"The party was going good when I got here in 1939," said John Griffith, senior adviser in charge of procuring oysters, "so I guess it's been going on a good 40 years. I'm retired now, but I keep my hand in, and this year we drove down to the Patuxent River and brought back 12 bushels of oysters for the party."
He pointed to John Smith, a young man. "He went with me. I'm breaking him in. Some year I may be out of town or something and not able to get the oysters myself."
Al Zinn, greeting guests for the building engineers whose party it was, though they allow the chief executives and department heads of the downstore store to attend ("They're usually the first ones in the door," said an engineer), said the oyster stew was good.
Others testified on behalf of the raw oysters, and the boiled shrimp ready to peel. A few even ate the potato salad, salami, olives, etc., but the oysters were the thing. Men in work uniforms sat among the pipes and levers, and the store president, Edwin Hoffman beamed round about.
A visitor from the outer world soon learned the party was in the Pump Room, a pretty grand place as it turned out, and various men explained at various times that the real boiler room was over yonder. Some visitors were taken several times to see the boiler room, the air conditioning machinery, the new pipes for the new sprinkling system, etc. All in excellent shape, as far as could be judged.
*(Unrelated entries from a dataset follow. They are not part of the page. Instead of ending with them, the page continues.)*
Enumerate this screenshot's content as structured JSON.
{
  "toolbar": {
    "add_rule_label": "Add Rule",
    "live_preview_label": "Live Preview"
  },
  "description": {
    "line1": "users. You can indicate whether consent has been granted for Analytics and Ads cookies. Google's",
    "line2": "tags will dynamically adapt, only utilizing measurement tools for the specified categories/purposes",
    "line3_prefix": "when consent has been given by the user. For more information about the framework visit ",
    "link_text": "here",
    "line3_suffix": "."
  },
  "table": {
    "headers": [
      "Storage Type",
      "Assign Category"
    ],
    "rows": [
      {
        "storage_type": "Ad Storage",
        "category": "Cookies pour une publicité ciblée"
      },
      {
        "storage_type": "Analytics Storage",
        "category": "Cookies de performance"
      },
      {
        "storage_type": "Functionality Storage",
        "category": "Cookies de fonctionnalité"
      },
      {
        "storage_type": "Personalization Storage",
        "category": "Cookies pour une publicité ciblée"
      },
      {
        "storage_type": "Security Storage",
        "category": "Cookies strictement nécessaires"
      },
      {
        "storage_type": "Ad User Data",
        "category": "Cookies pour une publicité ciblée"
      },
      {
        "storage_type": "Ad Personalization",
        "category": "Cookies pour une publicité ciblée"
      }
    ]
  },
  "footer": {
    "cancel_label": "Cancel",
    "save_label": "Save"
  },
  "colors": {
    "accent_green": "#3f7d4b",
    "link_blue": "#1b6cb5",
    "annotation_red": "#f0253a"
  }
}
Charles Reed, who has only been around for 26 years at the store, answered the phone and pushed a buzzer and told someone else the escalator at such and such a location was out of order.
One heavy lever had the legend. Open Slowly pressed into the metal. If anyone pushed it quick the store would blow up, it was understood. The store carpenters were heavily represented - God help Data Processing if they needed a 2-by-4 ripped - and a few ladies of settled age and outlook arrived (representing various departments) and smiled as if they were admiring Mars.
A clumsy fellow slopped his stew on the floor but wiped it up, and many admired the temperture which was about 89. Few of those who were asked said they were ready for Christmas. Many had not done their shopping.
(You know how it is. By the time you get to a store and park and fight the crowds . . .